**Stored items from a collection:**
· · · ·
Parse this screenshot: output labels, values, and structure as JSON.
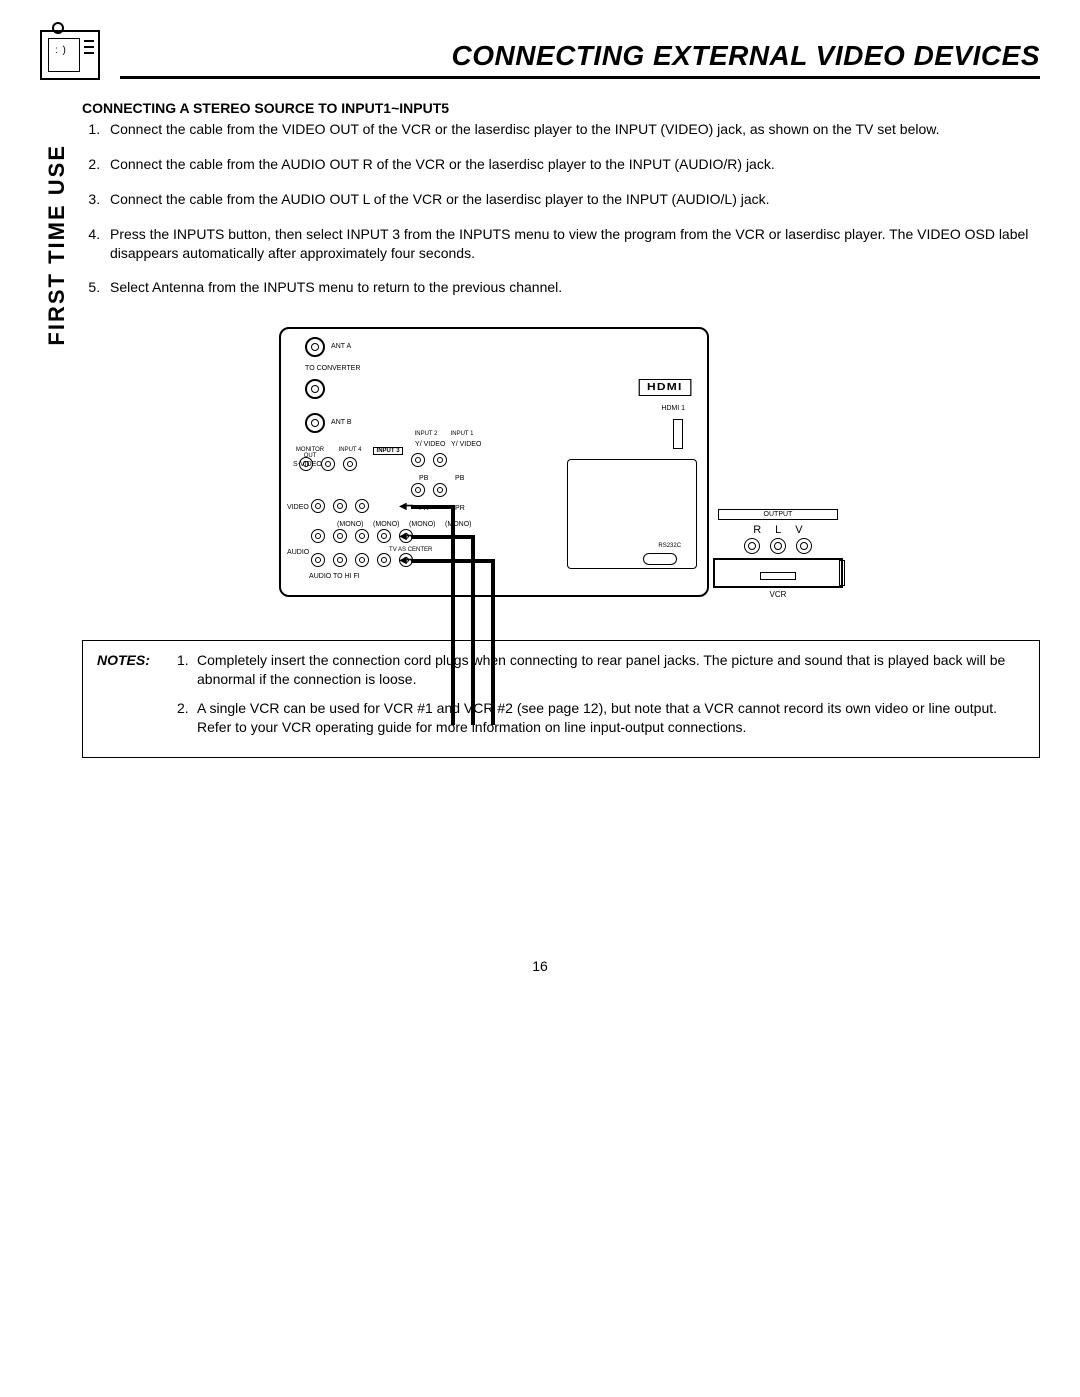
{
  "header": {
    "title": "CONNECTING EXTERNAL VIDEO DEVICES"
  },
  "side_label": "FIRST TIME USE",
  "section": {
    "subhead": "CONNECTING A STEREO SOURCE TO INPUT1~INPUT5",
    "steps": [
      "Connect the cable from the VIDEO OUT of the VCR or the laserdisc player to the INPUT (VIDEO) jack, as shown on the TV set below.",
      "Connect the cable from the AUDIO OUT R of the VCR or the laserdisc player to the INPUT (AUDIO/R) jack.",
      "Connect the cable from the AUDIO OUT L of the VCR or the laserdisc player to the INPUT (AUDIO/L) jack.",
      "Press the INPUTS button, then select INPUT 3 from the INPUTS menu to view the program from the VCR or laserdisc player. The VIDEO OSD label disappears automatically after approximately four seconds.",
      "Select Antenna from the INPUTS menu to return to the previous channel."
    ]
  },
  "diagram": {
    "ant_a": "ANT A",
    "to_converter": "TO CONVERTER",
    "ant_b": "ANT B",
    "hdmi_logo": "HDMI",
    "hdmi1": "HDMI 1",
    "monitor_out": "MONITOR OUT",
    "input4": "INPUT 4",
    "input3": "INPUT 3",
    "input2": "INPUT 2",
    "input1": "INPUT 1",
    "svideo": "S-VIDEO",
    "y_video": "Y/ VIDEO",
    "pb": "PB",
    "pr": "PR",
    "video_row": "VIDEO",
    "mono": "(MONO)",
    "audio_row": "AUDIO",
    "audio_to_hifi": "AUDIO TO HI FI",
    "tv_as_center": "TV AS CENTER",
    "rs232c": "RS232C",
    "output": "OUTPUT",
    "r": "R",
    "l": "L",
    "v": "V",
    "vcr": "VCR"
  },
  "notes": {
    "label": "NOTES:",
    "items": [
      "Completely insert the connection cord plugs when connecting to rear panel jacks.  The picture and sound that is played back will be abnormal if the connection is loose.",
      "A single VCR can be used for VCR #1 and VCR #2 (see page 12), but note that a VCR cannot record its own video or line output.  Refer to your VCR operating guide for more information on line input-output connections."
    ]
  },
  "page_number": "16"
}
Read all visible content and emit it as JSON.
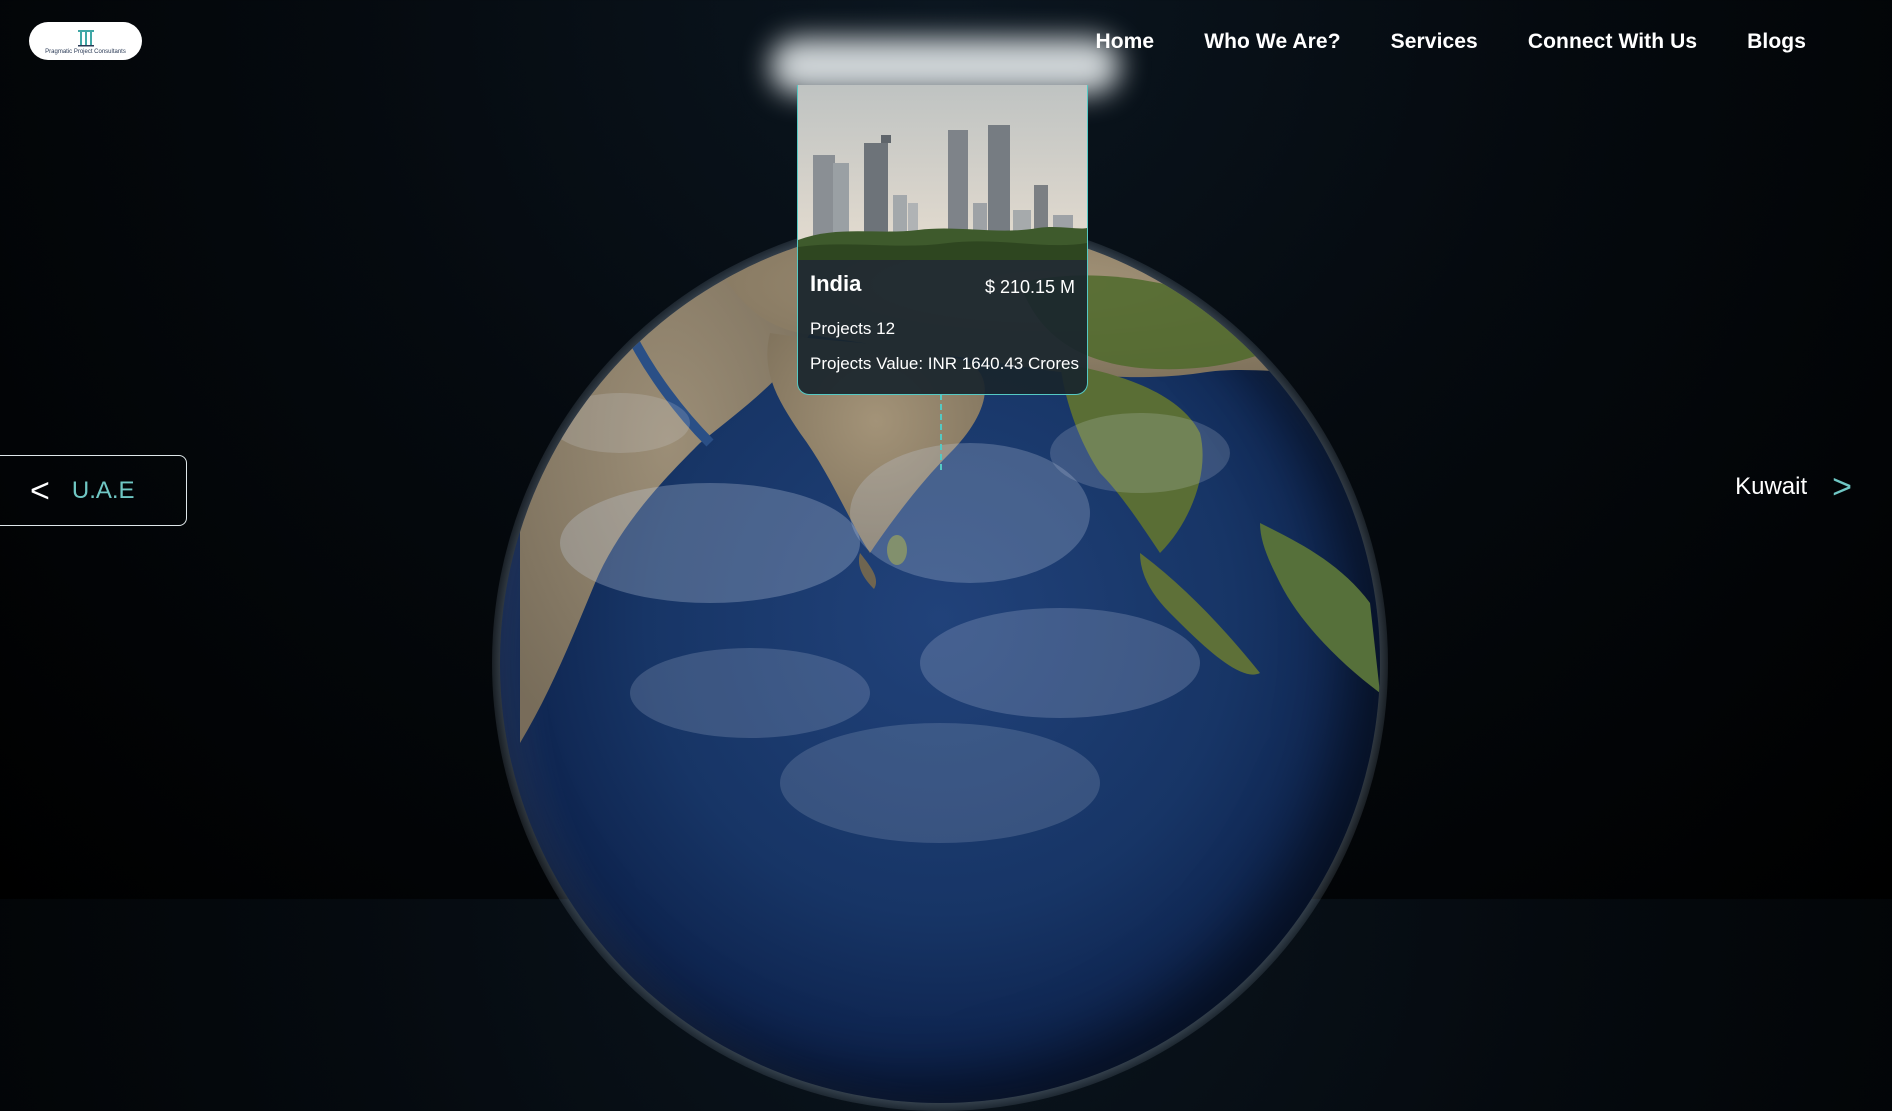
{
  "header": {
    "logo_text": "Pragmatic Project Consultants",
    "nav": [
      "Home",
      "Who We Are?",
      "Services",
      "Connect With Us",
      "Blogs"
    ]
  },
  "card": {
    "country": "India",
    "amount": "$ 210.15 M",
    "projects": "Projects 12",
    "value": "Projects Value: INR 1640.43 Crores",
    "photo_icon": "city-skyline-image"
  },
  "carousel": {
    "prev_arrow": "<",
    "prev_label": "U.A.E",
    "next_label": "Kuwait",
    "next_arrow": ">"
  },
  "colors": {
    "accent": "#55c9c4",
    "background": "#050a0f",
    "ocean": "#173566",
    "land": "#8a7c5e",
    "vegetation": "#4f6a2c"
  }
}
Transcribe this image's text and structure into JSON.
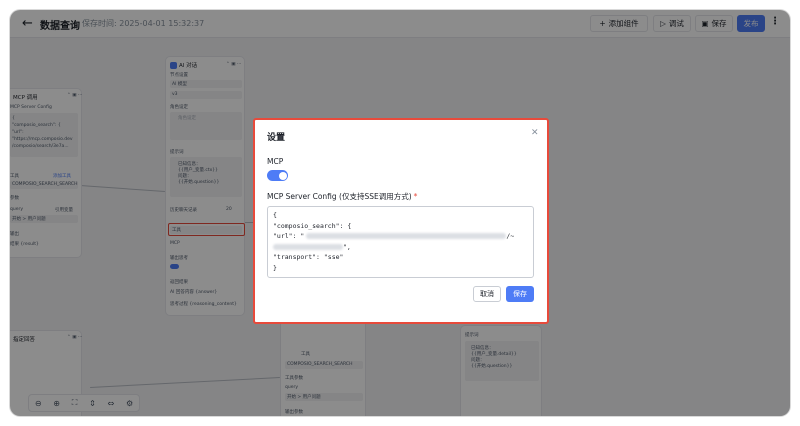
{
  "header": {
    "back_icon": "arrow-left-icon",
    "title": "数据查询",
    "save_time": "保存时间: 2025-04-01 15:32:37",
    "add_component": "添加组件",
    "debug": "调试",
    "save": "保存",
    "publish": "发布"
  },
  "canvas": {
    "mcp_node": {
      "title": "MCP 调用",
      "config_label": "MCP Server Config",
      "code_lines": [
        "{",
        "\"composio_search\": {",
        "\"url\":",
        "\"https://mcp.composio.dev",
        "/composio/search/3e7a..."
      ],
      "tool_label": "工具",
      "add_tool": "添加工具",
      "tool_value": "COMPOSIO_SEARCH_SEARCH",
      "param_label": "参数",
      "query_label": "query",
      "var_option": "引用变量",
      "var_value": "开始 > 用户问题",
      "output_label": "输出",
      "output_value": "结果 {result}"
    },
    "ai_node": {
      "title": "AI 对话",
      "node_settings": "节点设置",
      "model_label": "AI 模型",
      "model_value": "v3",
      "role_label": "角色设定",
      "role_placeholder": "角色设定",
      "prompt_label": "提示词",
      "prompt_lines": [
        "已知信息：",
        "{{用户_变量.ctx}}",
        "问题：",
        "{{开始.question}}"
      ],
      "history_label": "历史聊天记录",
      "history_value": "20",
      "tools_label": "工具",
      "mcp_label": "MCP",
      "output_label": "输出思考",
      "stream_label": "返回结果",
      "output_var_1": "AI 回答内容 {answer}",
      "output_var_2": "思考过程 {reasoning_content}"
    },
    "bottom_nodes": {
      "filter_title": "指定回答",
      "tool_label": "工具",
      "tool_value": "COMPOSIO_SEARCH_SEARCH",
      "params_label": "工具参数",
      "query_label": "query",
      "query_value": "开始 > 用户问题",
      "output_label": "输出参数",
      "right_title": "提示词",
      "right_lines": [
        "已知信息：",
        "{{用户_变量.detail}}",
        "问题：",
        "{{开始.question}}"
      ]
    },
    "zoom_icons": [
      "zoom-out-icon",
      "zoom-in-icon",
      "fit-view-icon",
      "align-icon",
      "layout-icon",
      "settings-icon"
    ]
  },
  "modal": {
    "title": "设置",
    "mcp_label": "MCP",
    "mcp_enabled": true,
    "config_label": "MCP Server Config (仅支持SSE调用方式)",
    "required_mark": "*",
    "config_lines": [
      "{",
      "\"composio_search\": {",
      "\"url\": \"",
      "\",",
      "\"transport\": \"sse\"",
      "}"
    ],
    "url_suffix": "/~",
    "cancel": "取消",
    "save": "保存"
  },
  "colors": {
    "accent": "#4e7cf6",
    "highlight": "#e84a3b"
  }
}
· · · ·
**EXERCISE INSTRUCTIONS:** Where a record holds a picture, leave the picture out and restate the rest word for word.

**RESPONSE:**
Parse this screenshot: output labels, values, and structure as JSON.
{
  "header": {
    "title": "CONNECTING EXTERNAL VIDEO DEVICES"
  },
  "side_label": "FIRST TIME USE",
  "section": {
    "subhead": "CONNECTING A STEREO SOURCE TO INPUT1~INPUT5",
    "steps": [
      "Connect the cable from the VIDEO OUT of the VCR or the laserdisc player to the INPUT (VIDEO) jack, as shown on the TV set below.",
      "Connect the cable from the AUDIO OUT R of the VCR or the laserdisc player to the INPUT (AUDIO/R) jack.",
      "Connect the cable from the AUDIO OUT L of the VCR or the laserdisc player to the INPUT (AUDIO/L) jack.",
      "Press the INPUTS button, then select INPUT 3 from the INPUTS menu to view the program from the VCR or laserdisc player. The VIDEO OSD label disappears automatically after approximately four seconds.",
      "Select Antenna from the INPUTS menu to return to the previous channel."
    ]
  },
  "diagram": {
    "ant_a": "ANT A",
    "to_converter": "TO CONVERTER",
    "ant_b": "ANT B",
    "hdmi_logo": "HDMI",
    "hdmi1": "HDMI 1",
    "monitor_out": "MONITOR OUT",
    "input4": "INPUT 4",
    "input3": "INPUT 3",
    "input2": "INPUT 2",
    "input1": "INPUT 1",
    "svideo": "S-VIDEO",
    "y_video": "Y/ VIDEO",
    "pb": "PB",
    "pr": "PR",
    "video_row": "VIDEO",
    "mono": "(MONO)",
    "audio_row": "AUDIO",
    "audio_to_hifi": "AUDIO TO HI FI",
    "tv_as_center": "TV AS CENTER",
    "rs232c": "RS232C",
    "output": "OUTPUT",
    "r": "R",
    "l": "L",
    "v": "V",
    "vcr": "VCR"
  },
  "notes": {
    "label": "NOTES:",
    "items": [
      "Completely insert the connection cord plugs when connecting to rear panel jacks.  The picture and sound that is played back will be abnormal if the connection is loose.",
      "A single VCR can be used for VCR #1 and VCR #2 (see page 12), but note that a VCR cannot record its own video or line output.  Refer to your VCR operating guide for more information on line input-output connections."
    ]
  },
  "page_number": "16"
}
Read all visible content and emit it as JSON.
{
  "header": {
    "logo_text": "Pragmatic Project Consultants",
    "nav": [
      "Home",
      "Who We Are?",
      "Services",
      "Connect With Us",
      "Blogs"
    ]
  },
  "card": {
    "country": "India",
    "amount": "$ 210.15 M",
    "projects": "Projects 12",
    "value": "Projects Value: INR 1640.43 Crores",
    "photo_icon": "city-skyline-image"
  },
  "carousel": {
    "prev_arrow": "<",
    "prev_label": "U.A.E",
    "next_label": "Kuwait",
    "next_arrow": ">"
  },
  "colors": {
    "accent": "#55c9c4",
    "background": "#050a0f",
    "ocean": "#173566",
    "land": "#8a7c5e",
    "vegetation": "#4f6a2c"
  }
}
Transcribe this image's text and structure into JSON.
{
  "header": {
    "back_icon": "arrow-left-icon",
    "title": "数据查询",
    "save_time": "保存时间: 2025-04-01 15:32:37",
    "add_component": "添加组件",
    "debug": "调试",
    "save": "保存",
    "publish": "发布"
  },
  "canvas": {
    "mcp_node": {
      "title": "MCP 调用",
      "config_label": "MCP Server Config",
      "code_lines": [
        "{",
        "\"composio_search\": {",
        "\"url\":",
        "\"https://mcp.composio.dev",
        "/composio/search/3e7a..."
      ],
      "tool_label": "工具",
      "add_tool": "添加工具",
      "tool_value": "COMPOSIO_SEARCH_SEARCH",
      "param_label": "参数",
      "query_label": "query",
      "var_option": "引用变量",
      "var_value": "开始 > 用户问题",
      "output_label": "输出",
      "output_value": "结果 {result}"
    },
    "ai_node": {
      "title": "AI 对话",
      "node_settings": "节点设置",
      "model_label": "AI 模型",
      "model_value": "v3",
      "role_label": "角色设定",
      "role_placeholder": "角色设定",
      "prompt_label": "提示词",
      "prompt_lines": [
        "已知信息：",
        "{{用户_变量.ctx}}",
        "问题：",
        "{{开始.question}}"
      ],
      "history_label": "历史聊天记录",
      "history_value": "20",
      "tools_label": "工具",
      "mcp_label": "MCP",
      "output_label": "输出思考",
      "stream_label": "返回结果",
      "output_var_1": "AI 回答内容 {answer}",
      "output_var_2": "思考过程 {reasoning_content}"
    },
    "bottom_nodes": {
      "filter_title": "指定回答",
      "tool_label": "工具",
      "tool_value": "COMPOSIO_SEARCH_SEARCH",
      "params_label": "工具参数",
      "query_label": "query",
      "query_value": "开始 > 用户问题",
      "output_label": "输出参数",
      "right_title": "提示词",
      "right_lines": [
        "已知信息：",
        "{{用户_变量.detail}}",
        "问题：",
        "{{开始.question}}"
      ]
    },
    "zoom_icons": [
      "zoom-out-icon",
      "zoom-in-icon",
      "fit-view-icon",
      "align-icon",
      "layout-icon",
      "settings-icon"
    ]
  },
  "modal": {
    "title": "设置",
    "mcp_label": "MCP",
    "mcp_enabled": true,
    "config_label": "MCP Server Config (仅支持SSE调用方式)",
    "required_mark": "*",
    "config_lines": [
      "{",
      "\"composio_search\": {",
      "\"url\": \"",
      "\",",
      "\"transport\": \"sse\"",
      "}"
    ],
    "url_suffix": "/~",
    "cancel": "取消",
    "save": "保存"
  },
  "colors": {
    "accent": "#4e7cf6",
    "highlight": "#e84a3b"
  }
}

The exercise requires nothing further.